For many of us, smart cards are now part of our daily lives. We rely on their technology to use transport systems, gain access into our office buildings and give us access to networked computer systems. But as smart card technology continues to evolve, there are some interesting new applications in the pipeline. While many of them are still at the concept phase, they have the potential to make a very real impact in the most unexpected of places.

A case in point: a South African company, based near Port Elizabeth, was experiencing repeated problems with theft of petrol intended for its large mining trucks. The trucks were fitted with an antenna over the petrol filler and the nozzle of the petrol dispenser was fitted with a reader module. Once the nozzle was inserted into the filler, this then enabled the petrol itself to be pumped into the trucks.

However, people soon discovered that they could remove the antenna from the trucks and place it over their own car filler, which allowed them to dispense petrol directly into their own cars. The solution was a special, tamper-resistant antenna, which if removed from the trucks would be rendered inoperable so fuel will not be dispensed.

Another new and interesting use of smart card technology in South Africa was found within the city government. A local authority was struggling to find an effective way of managing parking in certain areas of Cape Town where its parking attendants were vulnerable to attack when carrying money on their person.

Motorists can purchase a city parking card from designated retail outlets that is pre-loaded with credit. After parking, the driver locates the nearest attendant – each of whom has responsibility for monitoring a maximum of around ten bays – and informs him of his bay number, presenting his city parking card to a GPS-enabled mobile reader. The mobile reader verifies that there is sufficient money on that card, and when the driver selects their desired parking time, the money is deducted from the card.

The reader sends an electronic message to the central station confirming that a vehicle will be parked in a particular street for a set period of time. When that time is up, a message is sent from the central station back to the mobile attendant’s reader indicating that the vehicle has outstayed its allotted time slot. The warden then can return to ticket the car if necessary.

Closer to home, smart card technology could also help to make the system of dispensing regular medicines to patients in UK hospitals more secure. One concept that is currently under investigation is storing medicine at a patient’s bedside in a secure cabinet. This cabinet is fitted with reading technology and is wirelessly connected to a piece of pharmaceutical software that can link to personal dosage information stored on an RFID wristband.

For instance, if a patient needs to take one tablet at six o’clock in the morning, the software will communicate with the cabinet to indicate that the patient needs to access their medicine. The patient then presents their wristband to the reader which is located in the cabinet, opening the drawer and allowing the patient to take their prescribed medication at the correct time.
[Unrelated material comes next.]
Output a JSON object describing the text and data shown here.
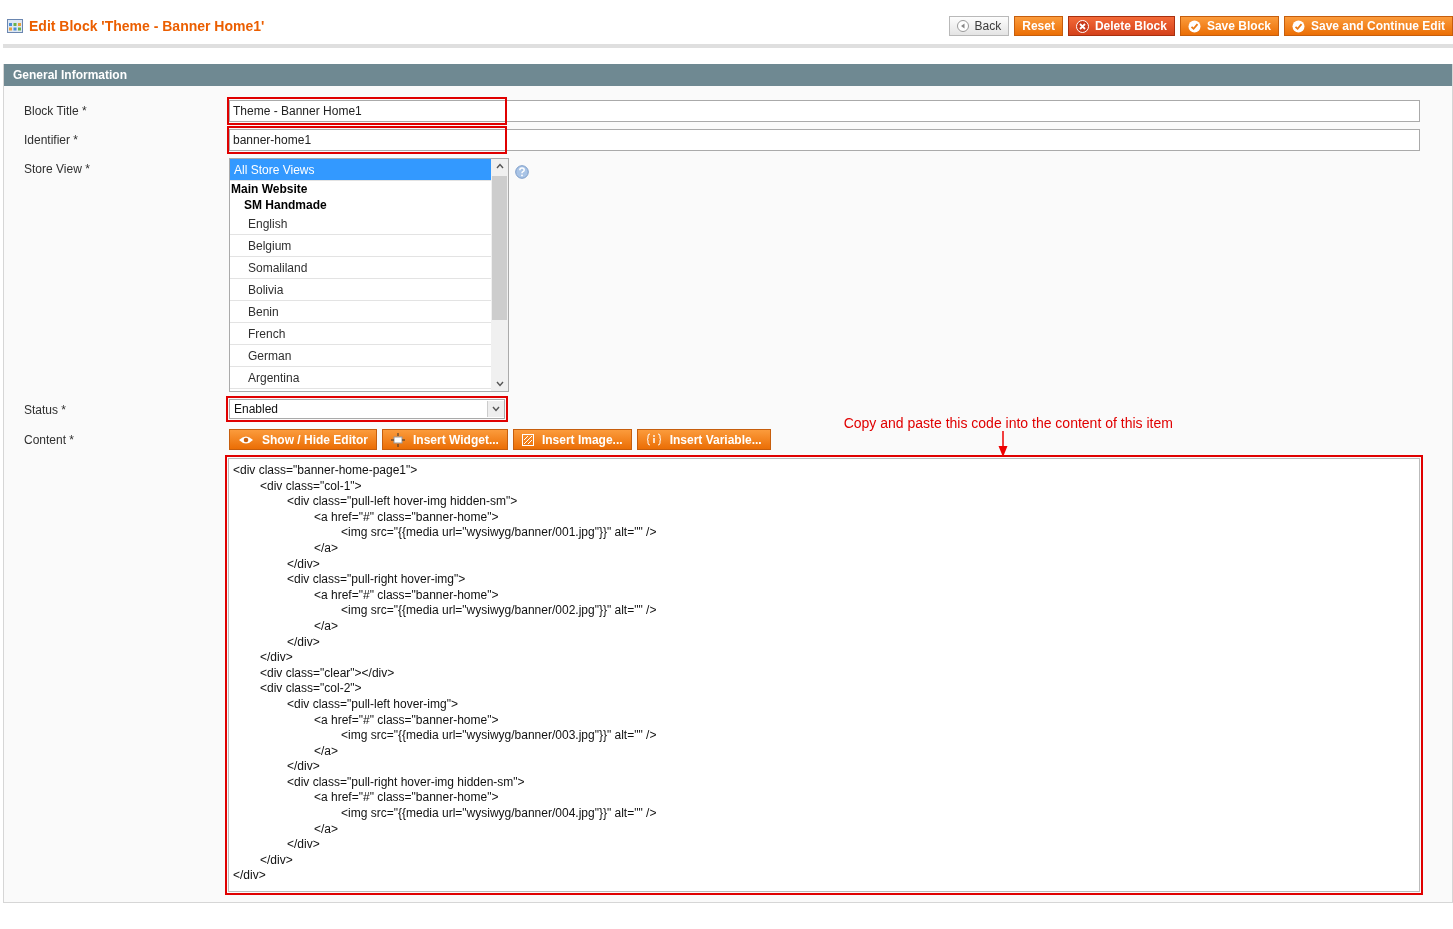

Given that the NHS already uses smart cards for physical and logical access, extending their application to dispensing of medicine is a progression that makes perfect sense.

Another interesting use of smart card technology is to facilitate mustering. In the event of a fire drill, the usual procedure is that everybody evacuates the building and meets at an assembly point where they report to a fire warden who ticks off their name on a list. Now this very manual approach is being replaced by a more sophisticated process where a company’s access control system can be used to produce a list of people in the building at the time of a fire alarm.

This information is then downloaded on a regular interval to mobile or mustering devices. Once safely at the assembly point, each employee touches their secure ID card to a mobile device carried by a fire warden, and their name can be checked off, with a counter logging each person until all are accounted for. Recent tests carried out by a large London-based corporation showed that an electronic process cut the time down by 45 minutes compared to a paper one – time that could prove vital in an emergency situation.

Smart card technology is also making an appearance in the fleet management sector, with RFID now being installed in rental cars. The idea is that a hire car could be parked on the street corner and could be accessed simply by presenting an RFID-enabled card to a reader installed in the window screen. Some major car rental companies are keen to leverage the benefits of this technology in streamlining the management of their fleet.

The scope for smart card technology to improve access control and drive operational efficiencies is virtually unbounded. As we continue to search for ways to run our busy lives more safely and smoothly, it seems likely that the potential for smart cards to help us do just that will be limited only by our imagination.